During World War –II Homeguards a voluntary organisation for local Defence was raised in the United Kingdom. In India on December 6 1946 Homeguards were raised in Bombay to assist in controlling Civil disturbances. In the wake of Chinese aggression of in 1962 all voluntary organizations of States and Union territory were merged into one All India Homeguards which is voluntary both in concept and character.
ROLE OF HOMEGUARDS
The following are the roles assigned to the Homeguards:
1. To serve as an Auxiliary to the police
2. Assist the community in emergency
3. Promote communal harmony
4. Protect weaker sections of the society
5. Participate in Scio-economic and welfare activities
ROLE OF HOMEGUARDS IN CIVIL DEFENCE DUTIES
In categorized Civil Defence towns under mentioned Civil Defence Services have to be manned by Homeguards.
1. Incident control and Reconnaissance parties

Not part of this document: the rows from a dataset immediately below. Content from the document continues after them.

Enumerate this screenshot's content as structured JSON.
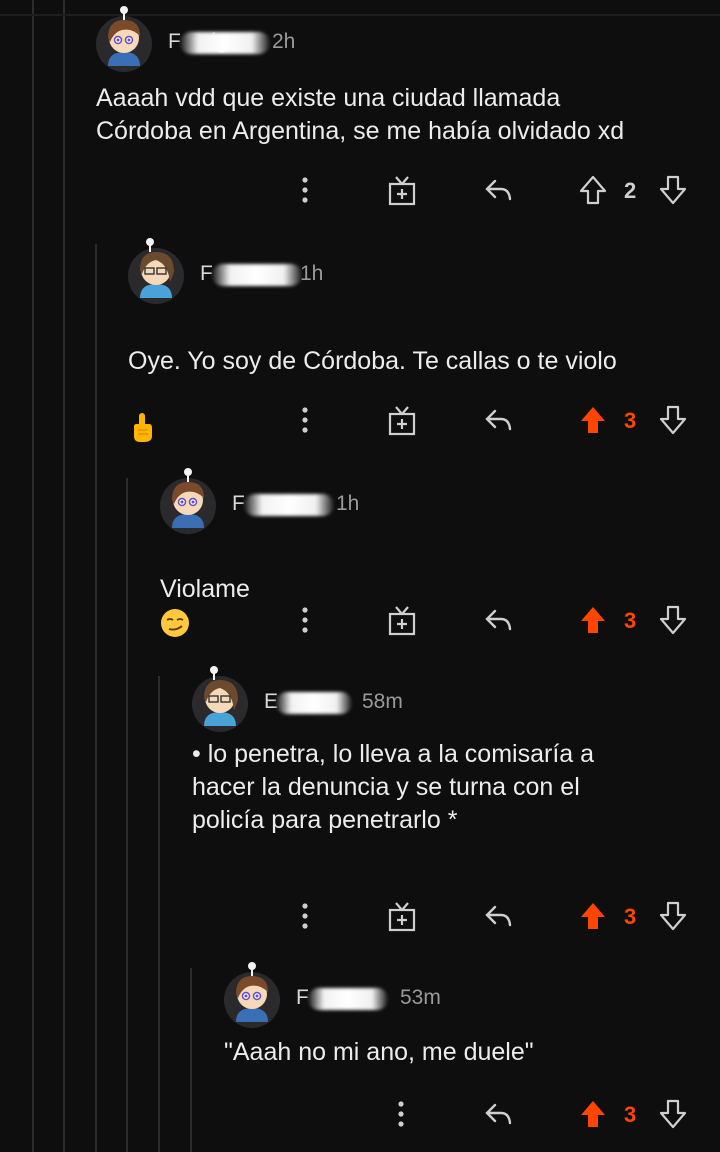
{
  "comments": [
    {
      "username": "F  nvigo",
      "time": "2h",
      "text": "Aaaah vdd que existe una ciudad llamada\nCórdoba en Argentina, se me había olvidado xd",
      "votes": "2",
      "upvoted": false
    },
    {
      "username": "F",
      "time": "1h",
      "text": "Oye. Yo soy de Córdoba. Te callas o te violo",
      "emoji": "pointing-up-hand",
      "votes": "3",
      "upvoted": true
    },
    {
      "username": "F",
      "time": "1h",
      "text": "Violame",
      "emoji": "smirking-face",
      "votes": "3",
      "upvoted": true
    },
    {
      "username": "E",
      "time": "58m",
      "text": "• lo penetra, lo lleva a la comisaría a\nhacer la denuncia y se turna con el\npolicía para penetrarlo *",
      "votes": "3",
      "upvoted": true
    },
    {
      "username": "F",
      "time": "53m",
      "text": "\"Aaah no mi ano, me duele\"",
      "votes": "3",
      "upvoted": true
    }
  ],
  "colors": {
    "upvote_active": "#ff4500",
    "icon_gray": "#cfcfcf",
    "background": "#0e0e0f"
  }
}
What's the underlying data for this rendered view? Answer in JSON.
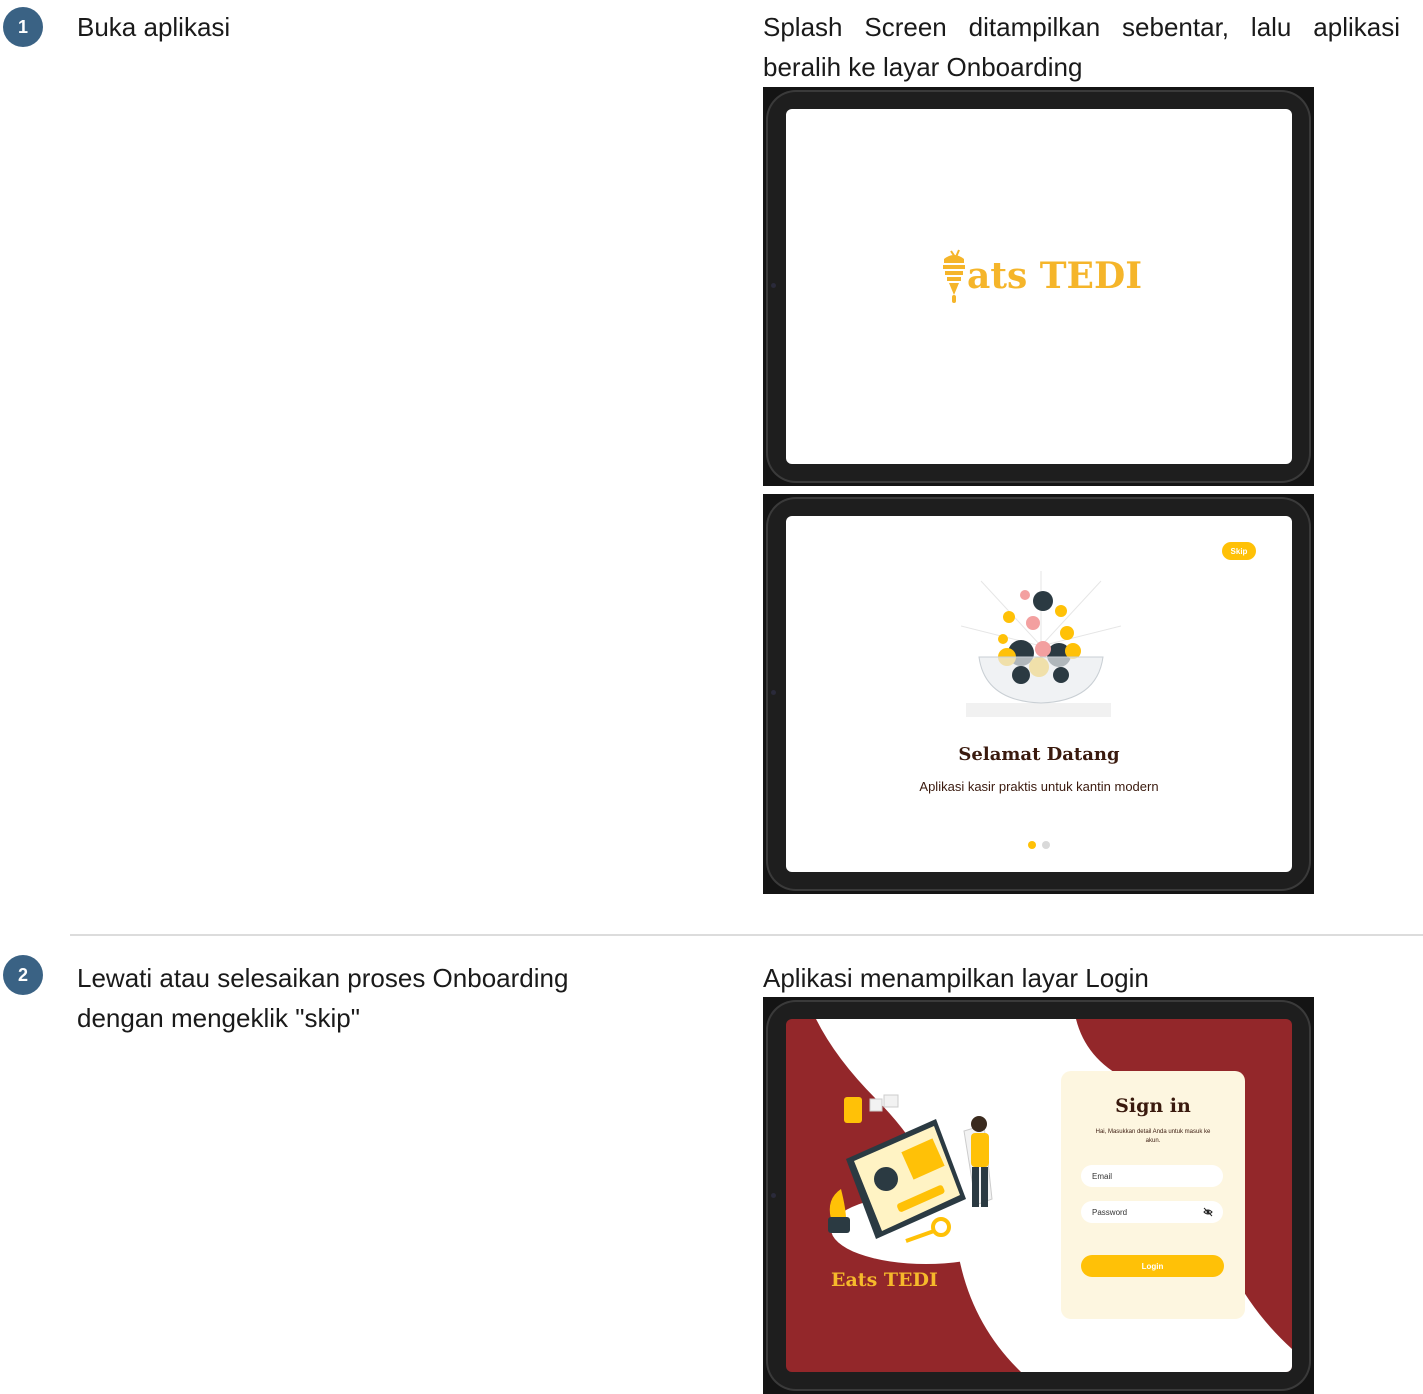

2. Rescue parties
3. Tralior pump parties
4. Mobile canteen
5. Part time Instructors
Homeguards should be utilized to help the community in any kind of Human and Natural calamities. Trained Homeguards personnel in rescue and relief work will be able to provide the services to the effected peoples during such calamities. In order to utilize the Homeguards, their services may be made available to the Disaster management authority.
Women Homeguards is raised keeping in view the need for certain kind of services which women can perform with greater aptitude such as welfare services. Such Women Homeguards can also assist Women police in duties relating to Law and Order.
The age group for initial recruitment is 18 to 35 years with high degree of physical fitness.
Civil Defence in India owes its origin to the erstwhile Air Raid Precautions (ARP) Organisation raised and operated during World War-II by the Ministry of Defence to safeguard the life and property of the civilian population and also to maintain the continuity of production and economic activity of the nation during the war time. Subsequent to the Chinese aggression in 1962 and Indo-Pak conflict in 1965, there was a considerable rethinking about the policy and scope of Civil Defence which culminated in the Civil Defence Act of 1968.
The aims of Civil Defence as enshrined in the Civil Defence Act, are to
1. to save life;
2. to minimize the damage to the property
3. continuity of production; and
4. to keep up the high morale of public
during any hostile attack whether from air, land, sea and other such places ... more
Click here to view the Civil Defence Act
Auxiliary Police (now UT Disaster Response Force)
The erstwhile Homeguards came into existence after Indo-Pak war in 1965 and were put on consolidated wages. They immediately started showing their existence through protracted training programmes and call-up duties, as such they were organised into two Battalions Ist & 2nd and brought under graded pay scale on Ist June 1979. Due to their excellent performance and sincerity both the Battalions were made permanent by the State Govt. thus bringing them at par with regular employees of the Force. During the year 1989 when the voluntary Homeguards scheme prevalent in the country was introduced in the State also, the nomenclature of these two battalions was conspicuously changed as Aux. Police. The man power of these battalions is spread out in whole of the state with almost a coy in each of the districts. The coys have been deployed on static guard duties, law and order duties, traffic duty and security duty also.